After NASA’s marvelous achievement of sending humans to the moon for the very first time in 1969, NASA is now aiming to send the very first woman to the moon through its Artemis program.
NASA recently revealed a new rocket named the Space Launch System, entrusted with the responsibility of carrying the first woman to the moon at the beginning of the new decade. Almost 212 feet tall, the Space Launch System is the tallest of NASA rockets to be constructed with more than a thousand businesses taking part in the construction of the SLS. Not just the tallest, the Space Launch System is the most technologically sophisticated rocket built by NASA. The rocket is expected to play an instrumental role in future space endeavors.
Before being publicly revealed, the Space Launch System had been tested for its reaction to compression, tension, and integrity. SLS behaved accordingly to the engineers’ expectations so will now be launched on an unmanned mission to the moon in 2020 which, if proven successful, could open new doors for NASA to explore our vast solar system with the next destination being Mars.
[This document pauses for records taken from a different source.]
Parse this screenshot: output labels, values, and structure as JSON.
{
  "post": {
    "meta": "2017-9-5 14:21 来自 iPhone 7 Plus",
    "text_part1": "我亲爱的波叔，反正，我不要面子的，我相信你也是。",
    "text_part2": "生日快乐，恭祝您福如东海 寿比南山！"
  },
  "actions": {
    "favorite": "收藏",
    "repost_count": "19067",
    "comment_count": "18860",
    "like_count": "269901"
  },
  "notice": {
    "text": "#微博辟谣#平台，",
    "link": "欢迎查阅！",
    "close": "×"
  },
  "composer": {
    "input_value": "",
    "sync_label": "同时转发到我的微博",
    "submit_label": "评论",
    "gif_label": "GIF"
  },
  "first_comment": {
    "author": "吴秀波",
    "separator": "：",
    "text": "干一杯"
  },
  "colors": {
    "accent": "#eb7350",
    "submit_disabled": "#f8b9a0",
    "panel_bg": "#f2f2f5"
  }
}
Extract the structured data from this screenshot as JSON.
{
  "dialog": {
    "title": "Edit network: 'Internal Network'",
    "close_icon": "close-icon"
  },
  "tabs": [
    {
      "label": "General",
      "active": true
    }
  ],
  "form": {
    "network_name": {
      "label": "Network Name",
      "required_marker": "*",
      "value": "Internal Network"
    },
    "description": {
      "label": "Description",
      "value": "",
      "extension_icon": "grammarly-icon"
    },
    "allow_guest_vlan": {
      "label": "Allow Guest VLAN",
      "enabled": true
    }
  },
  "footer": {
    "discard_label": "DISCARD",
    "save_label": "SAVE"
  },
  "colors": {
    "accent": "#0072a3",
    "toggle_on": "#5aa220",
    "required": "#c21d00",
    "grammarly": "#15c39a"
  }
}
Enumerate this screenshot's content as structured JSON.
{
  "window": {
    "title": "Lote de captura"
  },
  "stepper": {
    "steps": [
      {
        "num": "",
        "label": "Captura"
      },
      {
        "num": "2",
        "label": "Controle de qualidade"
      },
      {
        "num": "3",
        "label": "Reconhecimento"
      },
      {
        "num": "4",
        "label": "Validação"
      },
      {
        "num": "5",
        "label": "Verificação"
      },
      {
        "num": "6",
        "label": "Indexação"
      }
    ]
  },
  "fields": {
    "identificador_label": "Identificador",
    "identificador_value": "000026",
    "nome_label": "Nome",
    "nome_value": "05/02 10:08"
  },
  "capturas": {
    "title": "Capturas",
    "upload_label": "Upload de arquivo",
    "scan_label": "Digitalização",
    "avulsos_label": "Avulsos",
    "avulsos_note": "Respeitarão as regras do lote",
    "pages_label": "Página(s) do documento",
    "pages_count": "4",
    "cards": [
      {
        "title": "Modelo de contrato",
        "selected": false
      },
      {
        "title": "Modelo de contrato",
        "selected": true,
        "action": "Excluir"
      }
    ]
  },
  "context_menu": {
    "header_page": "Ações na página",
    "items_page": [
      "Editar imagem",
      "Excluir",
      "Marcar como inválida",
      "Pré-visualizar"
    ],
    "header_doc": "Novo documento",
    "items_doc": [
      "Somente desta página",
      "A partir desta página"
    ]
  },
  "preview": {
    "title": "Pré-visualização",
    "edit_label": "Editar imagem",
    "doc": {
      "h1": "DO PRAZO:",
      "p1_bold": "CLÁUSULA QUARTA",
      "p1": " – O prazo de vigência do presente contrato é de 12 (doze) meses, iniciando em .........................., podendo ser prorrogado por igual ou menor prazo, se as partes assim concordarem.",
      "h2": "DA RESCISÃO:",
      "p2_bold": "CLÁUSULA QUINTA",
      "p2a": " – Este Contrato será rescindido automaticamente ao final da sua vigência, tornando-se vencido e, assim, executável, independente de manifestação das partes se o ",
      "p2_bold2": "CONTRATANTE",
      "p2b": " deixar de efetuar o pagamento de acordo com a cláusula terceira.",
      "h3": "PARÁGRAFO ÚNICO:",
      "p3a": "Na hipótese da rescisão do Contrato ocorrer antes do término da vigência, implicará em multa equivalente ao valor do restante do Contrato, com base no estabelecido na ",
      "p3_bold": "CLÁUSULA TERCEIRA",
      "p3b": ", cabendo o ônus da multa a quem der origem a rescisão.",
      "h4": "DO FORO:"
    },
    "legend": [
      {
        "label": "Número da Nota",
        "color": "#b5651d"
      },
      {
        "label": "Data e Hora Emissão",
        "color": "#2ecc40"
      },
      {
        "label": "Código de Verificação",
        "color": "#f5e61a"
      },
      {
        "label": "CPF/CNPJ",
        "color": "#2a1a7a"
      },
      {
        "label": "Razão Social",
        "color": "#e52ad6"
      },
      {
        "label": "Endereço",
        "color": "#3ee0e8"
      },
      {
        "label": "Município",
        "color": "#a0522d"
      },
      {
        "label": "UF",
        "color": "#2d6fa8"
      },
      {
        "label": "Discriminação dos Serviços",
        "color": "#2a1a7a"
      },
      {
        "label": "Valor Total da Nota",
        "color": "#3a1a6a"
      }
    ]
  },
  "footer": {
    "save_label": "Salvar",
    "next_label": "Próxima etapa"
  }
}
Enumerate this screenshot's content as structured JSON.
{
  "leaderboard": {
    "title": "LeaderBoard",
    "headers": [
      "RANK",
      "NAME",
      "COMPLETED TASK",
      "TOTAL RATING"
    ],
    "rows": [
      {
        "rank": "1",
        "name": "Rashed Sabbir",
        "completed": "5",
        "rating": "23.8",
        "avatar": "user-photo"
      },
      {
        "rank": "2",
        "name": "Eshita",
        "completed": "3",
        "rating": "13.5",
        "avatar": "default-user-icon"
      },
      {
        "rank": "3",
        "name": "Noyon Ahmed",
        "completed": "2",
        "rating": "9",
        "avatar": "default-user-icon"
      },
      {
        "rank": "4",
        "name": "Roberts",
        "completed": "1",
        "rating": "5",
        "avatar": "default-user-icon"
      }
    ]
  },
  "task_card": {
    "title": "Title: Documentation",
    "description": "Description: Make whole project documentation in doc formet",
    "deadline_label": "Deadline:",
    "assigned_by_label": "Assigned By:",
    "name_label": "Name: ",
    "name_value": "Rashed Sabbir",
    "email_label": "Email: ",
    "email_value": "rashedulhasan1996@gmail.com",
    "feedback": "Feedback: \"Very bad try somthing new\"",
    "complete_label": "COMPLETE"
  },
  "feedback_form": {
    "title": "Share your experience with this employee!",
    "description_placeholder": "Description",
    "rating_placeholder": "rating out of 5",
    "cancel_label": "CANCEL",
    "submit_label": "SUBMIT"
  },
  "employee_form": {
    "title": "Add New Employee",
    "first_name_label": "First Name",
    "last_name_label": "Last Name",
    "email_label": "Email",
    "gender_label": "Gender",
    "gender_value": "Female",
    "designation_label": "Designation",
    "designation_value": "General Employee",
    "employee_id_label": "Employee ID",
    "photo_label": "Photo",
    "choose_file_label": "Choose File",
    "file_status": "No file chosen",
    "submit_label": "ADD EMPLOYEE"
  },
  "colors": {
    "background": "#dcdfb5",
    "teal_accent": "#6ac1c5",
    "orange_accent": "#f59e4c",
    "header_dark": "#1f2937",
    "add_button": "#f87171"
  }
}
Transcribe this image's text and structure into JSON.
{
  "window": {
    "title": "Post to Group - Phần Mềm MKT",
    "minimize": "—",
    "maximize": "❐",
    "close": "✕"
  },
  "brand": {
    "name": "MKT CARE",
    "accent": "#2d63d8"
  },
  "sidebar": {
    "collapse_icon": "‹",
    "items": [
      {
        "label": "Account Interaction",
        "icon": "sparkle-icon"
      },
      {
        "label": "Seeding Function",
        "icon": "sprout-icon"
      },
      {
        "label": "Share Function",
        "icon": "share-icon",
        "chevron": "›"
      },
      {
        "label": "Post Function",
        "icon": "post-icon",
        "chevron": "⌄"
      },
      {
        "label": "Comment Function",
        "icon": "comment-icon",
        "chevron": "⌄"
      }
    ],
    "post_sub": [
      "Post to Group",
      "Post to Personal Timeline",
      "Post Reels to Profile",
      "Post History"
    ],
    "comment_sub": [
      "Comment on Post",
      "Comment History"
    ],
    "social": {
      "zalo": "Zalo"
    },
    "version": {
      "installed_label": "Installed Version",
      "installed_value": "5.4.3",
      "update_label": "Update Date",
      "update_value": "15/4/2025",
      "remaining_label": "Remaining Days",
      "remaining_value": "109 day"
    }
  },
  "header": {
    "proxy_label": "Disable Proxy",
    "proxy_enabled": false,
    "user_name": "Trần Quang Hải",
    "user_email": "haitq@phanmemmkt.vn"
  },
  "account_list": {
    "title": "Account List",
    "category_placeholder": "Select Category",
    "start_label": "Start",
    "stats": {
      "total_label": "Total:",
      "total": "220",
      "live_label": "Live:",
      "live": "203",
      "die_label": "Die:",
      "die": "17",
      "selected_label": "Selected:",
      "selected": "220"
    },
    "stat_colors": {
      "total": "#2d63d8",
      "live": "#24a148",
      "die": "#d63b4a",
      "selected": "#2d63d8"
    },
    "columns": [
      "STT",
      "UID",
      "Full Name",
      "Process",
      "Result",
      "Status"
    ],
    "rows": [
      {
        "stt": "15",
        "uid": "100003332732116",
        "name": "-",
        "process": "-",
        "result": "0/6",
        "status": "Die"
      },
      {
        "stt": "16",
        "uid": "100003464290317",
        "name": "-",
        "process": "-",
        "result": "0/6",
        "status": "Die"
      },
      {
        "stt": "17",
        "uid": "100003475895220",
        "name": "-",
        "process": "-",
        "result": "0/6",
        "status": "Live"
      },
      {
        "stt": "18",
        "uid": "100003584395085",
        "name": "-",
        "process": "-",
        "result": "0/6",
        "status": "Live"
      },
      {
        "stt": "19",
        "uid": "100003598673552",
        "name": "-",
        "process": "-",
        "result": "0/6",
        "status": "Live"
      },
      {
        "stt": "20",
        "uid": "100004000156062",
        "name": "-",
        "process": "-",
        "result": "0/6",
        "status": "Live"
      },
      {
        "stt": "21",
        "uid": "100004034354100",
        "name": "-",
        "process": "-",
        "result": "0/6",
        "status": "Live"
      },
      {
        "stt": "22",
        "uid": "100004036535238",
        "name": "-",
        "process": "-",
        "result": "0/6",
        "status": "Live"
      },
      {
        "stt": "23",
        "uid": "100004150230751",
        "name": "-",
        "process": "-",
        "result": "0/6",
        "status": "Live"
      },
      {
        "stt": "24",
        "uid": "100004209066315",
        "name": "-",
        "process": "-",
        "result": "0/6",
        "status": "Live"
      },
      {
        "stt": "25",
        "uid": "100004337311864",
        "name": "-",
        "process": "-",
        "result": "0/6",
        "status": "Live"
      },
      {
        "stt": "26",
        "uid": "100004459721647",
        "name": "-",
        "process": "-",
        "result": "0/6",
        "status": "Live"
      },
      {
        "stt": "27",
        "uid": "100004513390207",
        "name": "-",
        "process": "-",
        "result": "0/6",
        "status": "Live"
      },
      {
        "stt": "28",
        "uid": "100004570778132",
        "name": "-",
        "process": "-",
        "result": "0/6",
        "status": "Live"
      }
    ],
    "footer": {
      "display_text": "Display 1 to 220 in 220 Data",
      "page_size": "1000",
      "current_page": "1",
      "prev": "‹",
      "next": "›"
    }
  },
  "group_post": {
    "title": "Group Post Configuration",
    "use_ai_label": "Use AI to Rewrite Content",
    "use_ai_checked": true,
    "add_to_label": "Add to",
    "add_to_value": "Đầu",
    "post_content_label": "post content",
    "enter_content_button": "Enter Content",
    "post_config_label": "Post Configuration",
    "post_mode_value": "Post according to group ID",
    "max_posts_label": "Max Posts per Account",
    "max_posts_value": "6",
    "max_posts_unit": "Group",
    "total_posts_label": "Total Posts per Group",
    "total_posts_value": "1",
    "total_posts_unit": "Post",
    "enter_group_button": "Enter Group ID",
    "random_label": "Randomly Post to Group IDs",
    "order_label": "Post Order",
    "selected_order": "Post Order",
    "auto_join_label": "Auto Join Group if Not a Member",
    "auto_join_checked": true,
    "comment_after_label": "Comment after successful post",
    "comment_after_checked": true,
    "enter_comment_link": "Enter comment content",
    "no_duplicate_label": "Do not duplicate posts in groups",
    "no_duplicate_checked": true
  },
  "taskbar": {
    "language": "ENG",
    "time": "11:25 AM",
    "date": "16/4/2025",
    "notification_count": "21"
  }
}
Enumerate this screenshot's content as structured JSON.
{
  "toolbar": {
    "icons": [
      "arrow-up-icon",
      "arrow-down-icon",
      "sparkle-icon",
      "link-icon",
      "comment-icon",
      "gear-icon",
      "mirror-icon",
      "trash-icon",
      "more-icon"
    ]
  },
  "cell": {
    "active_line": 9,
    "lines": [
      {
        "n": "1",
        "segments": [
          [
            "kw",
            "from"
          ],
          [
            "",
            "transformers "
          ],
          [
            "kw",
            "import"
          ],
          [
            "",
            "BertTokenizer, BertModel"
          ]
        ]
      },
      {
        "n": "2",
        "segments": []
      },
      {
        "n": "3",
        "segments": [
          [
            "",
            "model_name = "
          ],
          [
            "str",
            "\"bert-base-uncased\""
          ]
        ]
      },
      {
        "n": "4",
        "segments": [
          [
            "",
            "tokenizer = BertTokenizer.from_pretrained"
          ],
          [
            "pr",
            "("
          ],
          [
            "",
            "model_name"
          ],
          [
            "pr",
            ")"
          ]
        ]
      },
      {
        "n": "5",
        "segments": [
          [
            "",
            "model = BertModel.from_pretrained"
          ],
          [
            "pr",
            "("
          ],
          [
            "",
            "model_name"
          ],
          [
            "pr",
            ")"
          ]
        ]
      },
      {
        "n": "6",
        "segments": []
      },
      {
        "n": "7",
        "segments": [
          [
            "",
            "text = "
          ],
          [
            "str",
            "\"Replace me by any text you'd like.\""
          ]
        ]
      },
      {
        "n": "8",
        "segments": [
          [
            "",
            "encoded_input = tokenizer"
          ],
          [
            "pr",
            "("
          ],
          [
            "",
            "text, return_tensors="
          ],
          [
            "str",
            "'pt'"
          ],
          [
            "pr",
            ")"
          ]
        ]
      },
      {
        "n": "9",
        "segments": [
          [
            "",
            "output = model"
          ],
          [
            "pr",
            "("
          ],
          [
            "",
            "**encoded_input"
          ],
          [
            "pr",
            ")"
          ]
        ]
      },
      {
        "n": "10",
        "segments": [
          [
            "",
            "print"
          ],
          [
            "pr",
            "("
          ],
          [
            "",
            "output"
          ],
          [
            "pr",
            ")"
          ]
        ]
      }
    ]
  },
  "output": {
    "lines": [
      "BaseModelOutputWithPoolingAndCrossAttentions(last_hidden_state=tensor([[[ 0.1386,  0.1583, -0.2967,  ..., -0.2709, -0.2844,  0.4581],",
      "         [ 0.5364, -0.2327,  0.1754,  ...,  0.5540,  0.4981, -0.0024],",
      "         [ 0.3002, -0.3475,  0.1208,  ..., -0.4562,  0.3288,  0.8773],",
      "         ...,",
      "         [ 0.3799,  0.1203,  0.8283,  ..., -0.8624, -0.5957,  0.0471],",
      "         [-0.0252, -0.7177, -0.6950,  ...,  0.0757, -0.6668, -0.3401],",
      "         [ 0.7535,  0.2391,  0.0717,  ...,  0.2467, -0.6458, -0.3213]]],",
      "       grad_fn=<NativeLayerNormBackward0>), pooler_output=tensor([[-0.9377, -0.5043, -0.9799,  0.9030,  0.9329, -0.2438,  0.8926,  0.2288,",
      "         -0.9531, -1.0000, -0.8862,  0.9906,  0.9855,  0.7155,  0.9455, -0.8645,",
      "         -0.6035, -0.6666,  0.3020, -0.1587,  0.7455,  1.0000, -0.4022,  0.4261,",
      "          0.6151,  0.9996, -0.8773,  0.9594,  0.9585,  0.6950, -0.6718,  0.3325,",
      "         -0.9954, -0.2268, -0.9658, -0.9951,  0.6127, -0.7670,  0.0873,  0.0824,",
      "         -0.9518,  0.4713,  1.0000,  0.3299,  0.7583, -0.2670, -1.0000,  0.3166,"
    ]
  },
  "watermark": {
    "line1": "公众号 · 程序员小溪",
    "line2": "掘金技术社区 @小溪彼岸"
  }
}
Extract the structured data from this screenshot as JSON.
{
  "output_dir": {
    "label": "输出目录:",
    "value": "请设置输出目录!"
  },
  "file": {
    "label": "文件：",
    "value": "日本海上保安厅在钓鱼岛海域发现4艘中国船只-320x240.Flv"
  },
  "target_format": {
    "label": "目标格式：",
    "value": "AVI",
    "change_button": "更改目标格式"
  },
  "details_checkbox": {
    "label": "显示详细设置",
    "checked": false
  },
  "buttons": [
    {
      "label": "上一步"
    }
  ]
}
Of course, exiting the Earth’s atmosphere and escaping into the vast universe is no easy job. For a rocket to overcome such a strong gravitational force, it requires an extremely powerful thrust and that is exactly what the engineers at NASA had in mind when designing the Space Launch System. While taking off Space Launch Rocket is capable of producing an unbelievable 8.8 million pounds of thrust. To imagine such a figure is mind-boggling let alone building a machine capable of doing it. If you think that wasn’t “jaw-dropping” enough, the Space Launch System is capable of achieving a record speed of Mach 23 or more than 17,000 miles per hour before separating from the crew capsule. For a rocket the size of a 20 story building, exiting earth at a rate of 17,000 miles per hour is simply a scientific marvel.
According to the NASA officials, The Space Launch System is capable of scientific feats.
“Missions to the Moon are about 1,000 times farther from Earth than missions to the International Space Station, requiring systems that can reliably operate far from home, support the needs of human life, and still be light enough to launch”
Moreover, According to NASA:
“These technologies will become increasingly more important for the 34 million mile trip to Mars.”
With billions of dollars spent on the construction and testing of NASA’s most powerful rocket the discovery of other distant planets including Mars may be another step closer.